An internal Department of Health document shown to Channel 4 News outlines the “roles and responsibilities in the event of care home provider failure”.
Headed “draft for agreement – not government policy”, the paper sets out how local authorities will have to manage the transfer of residents to alternative care homes.
The industry watchdog, the Care Quality Commission, will “provide intelligence” about the location and quality of any alternative centres.
And central government, along with other responsibilities, should consider setting up a “national helpline” for those worried about family caught up in the crisis.
A Department of Health spokesperson confirmed to Channel 4 News that the government had prepared the document in order to properly plan for every eventuality.
The Britain’s biggest care provider, Southern Cross announced on Wednesday plans to cut 3,000 jobs in the latest blow to the loss-making company.
Southern Cross, which is responsible for looking after some 31,000 residents, said the move was essential to address “staff effectiveness” across its 750 homes.
According to reports over 300 nurses and 1,275 care staff are among those set to lose their jobs.
It is understood that almost 700 catering posts will also be axed, as well as 440 domestic jobs and 238 maintenance posts.
The company said the proposals to slash the workforce by nearly 7 per cent, were part of its programme of change launched 18 months ago.
Southern Cross recently warned it was in a “critical financial condition” as it unveiled a £311m loss in the six months to 31 March.
The company has insisted resident care would not be compromised by the financial difficulties.
A separate Channel 4 News investigation, uncovered new evidence about the impact the Southern Cross financial crisis is having on the care it offers to residents. Click here for a special report.
Earlier on Wednesday a leading union released a report into the care sector, warning that Southern Cross was not the only company on the “brink” of collapse.
The UNISON report revealed that Four Seasons, the second biggest care home, is also suffering from financial difficulties.

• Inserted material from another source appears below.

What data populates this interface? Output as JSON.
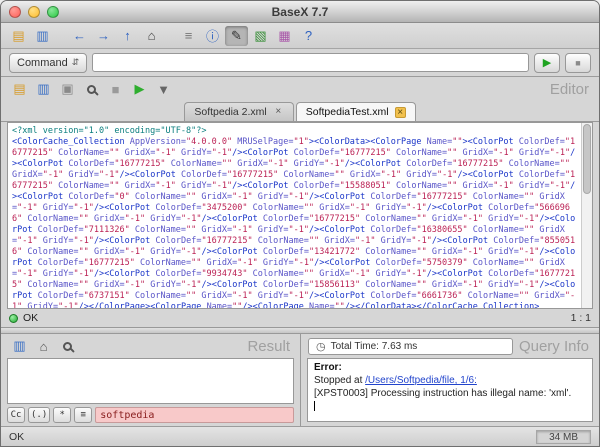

If both Southern Cross and Four Seasons were to collapse, around 1,150 nursing and residential care homes would be at risk of closure, affecting nearly 50,000 vulnerable people and their families and hitting over 60,000 staff.